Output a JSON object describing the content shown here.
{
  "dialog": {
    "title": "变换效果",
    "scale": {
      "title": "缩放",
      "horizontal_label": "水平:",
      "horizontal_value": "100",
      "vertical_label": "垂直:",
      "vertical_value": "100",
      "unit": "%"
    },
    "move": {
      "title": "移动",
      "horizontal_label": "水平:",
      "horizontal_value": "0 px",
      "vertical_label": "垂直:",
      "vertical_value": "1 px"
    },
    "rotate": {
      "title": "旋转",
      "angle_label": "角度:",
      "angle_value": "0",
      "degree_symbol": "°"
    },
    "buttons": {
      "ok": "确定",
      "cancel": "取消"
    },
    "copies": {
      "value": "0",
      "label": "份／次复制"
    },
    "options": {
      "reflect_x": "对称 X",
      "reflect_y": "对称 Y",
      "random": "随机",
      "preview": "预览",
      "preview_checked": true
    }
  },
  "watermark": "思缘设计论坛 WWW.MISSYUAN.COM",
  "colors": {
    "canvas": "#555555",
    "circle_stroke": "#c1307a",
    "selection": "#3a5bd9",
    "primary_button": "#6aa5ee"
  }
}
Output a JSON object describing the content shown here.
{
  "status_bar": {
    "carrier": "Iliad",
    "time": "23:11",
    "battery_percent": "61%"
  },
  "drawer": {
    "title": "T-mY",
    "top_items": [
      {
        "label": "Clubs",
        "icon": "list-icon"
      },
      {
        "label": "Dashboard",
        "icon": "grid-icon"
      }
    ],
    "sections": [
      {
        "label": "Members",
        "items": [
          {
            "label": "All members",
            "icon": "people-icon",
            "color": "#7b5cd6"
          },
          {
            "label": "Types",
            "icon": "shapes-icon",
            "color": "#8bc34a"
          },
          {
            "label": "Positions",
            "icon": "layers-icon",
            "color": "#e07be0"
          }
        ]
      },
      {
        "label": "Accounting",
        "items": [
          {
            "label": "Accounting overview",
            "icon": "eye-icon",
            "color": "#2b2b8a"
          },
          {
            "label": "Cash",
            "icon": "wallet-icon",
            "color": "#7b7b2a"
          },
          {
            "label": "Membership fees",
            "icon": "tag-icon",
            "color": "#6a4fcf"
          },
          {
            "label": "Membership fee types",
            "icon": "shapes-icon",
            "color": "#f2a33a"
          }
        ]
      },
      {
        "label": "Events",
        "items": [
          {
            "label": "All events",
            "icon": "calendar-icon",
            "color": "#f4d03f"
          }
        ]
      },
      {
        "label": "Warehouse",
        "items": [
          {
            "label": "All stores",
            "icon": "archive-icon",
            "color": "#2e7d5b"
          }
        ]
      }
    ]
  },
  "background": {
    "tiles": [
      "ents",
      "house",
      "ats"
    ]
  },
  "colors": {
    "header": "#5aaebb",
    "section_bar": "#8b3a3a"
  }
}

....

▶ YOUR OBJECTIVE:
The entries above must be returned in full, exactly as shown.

▶ ANSWER SECTION:
Output a JSON object describing the content shown here.
{
  "dialog": {
    "title": "变换效果",
    "scale": {
      "title": "缩放",
      "horizontal_label": "水平:",
      "horizontal_value": "100",
      "vertical_label": "垂直:",
      "vertical_value": "100",
      "unit": "%"
    },
    "move": {
      "title": "移动",
      "horizontal_label": "水平:",
      "horizontal_value": "0 px",
      "vertical_label": "垂直:",
      "vertical_value": "1 px"
    },
    "rotate": {
      "title": "旋转",
      "angle_label": "角度:",
      "angle_value": "0",
      "degree_symbol": "°"
    },
    "buttons": {
      "ok": "确定",
      "cancel": "取消"
    },
    "copies": {
      "value": "0",
      "label": "份／次复制"
    },
    "options": {
      "reflect_x": "对称 X",
      "reflect_y": "对称 Y",
      "random": "随机",
      "preview": "预览",
      "preview_checked": true
    }
  },
  "watermark": "思缘设计论坛 WWW.MISSYUAN.COM",
  "colors": {
    "canvas": "#555555",
    "circle_stroke": "#c1307a",
    "selection": "#3a5bd9",
    "primary_button": "#6aa5ee"
  }
}
Output a JSON object describing the content shown here.
{
  "status_bar": {
    "carrier": "Iliad",
    "time": "23:11",
    "battery_percent": "61%"
  },
  "drawer": {
    "title": "T-mY",
    "top_items": [
      {
        "label": "Clubs",
        "icon": "list-icon"
      },
      {
        "label": "Dashboard",
        "icon": "grid-icon"
      }
    ],
    "sections": [
      {
        "label": "Members",
        "items": [
          {
            "label": "All members",
            "icon": "people-icon",
            "color": "#7b5cd6"
          },
          {
            "label": "Types",
            "icon": "shapes-icon",
            "color": "#8bc34a"
          },
          {
            "label": "Positions",
            "icon": "layers-icon",
            "color": "#e07be0"
          }
        ]
      },
      {
        "label": "Accounting",
        "items": [
          {
            "label": "Accounting overview",
            "icon": "eye-icon",
            "color": "#2b2b8a"
          },
          {
            "label": "Cash",
            "icon": "wallet-icon",
            "color": "#7b7b2a"
          },
          {
            "label": "Membership fees",
            "icon": "tag-icon",
            "color": "#6a4fcf"
          },
          {
            "label": "Membership fee types",
            "icon": "shapes-icon",
            "color": "#f2a33a"
          }
        ]
      },
      {
        "label": "Events",
        "items": [
          {
            "label": "All events",
            "icon": "calendar-icon",
            "color": "#f4d03f"
          }
        ]
      },
      {
        "label": "Warehouse",
        "items": [
          {
            "label": "All stores",
            "icon": "archive-icon",
            "color": "#2e7d5b"
          }
        ]
      }
    ]
  },
  "background": {
    "tiles": [
      "ents",
      "house",
      "ats"
    ]
  },
  "colors": {
    "header": "#5aaebb",
    "section_bar": "#8b3a3a"
  }
}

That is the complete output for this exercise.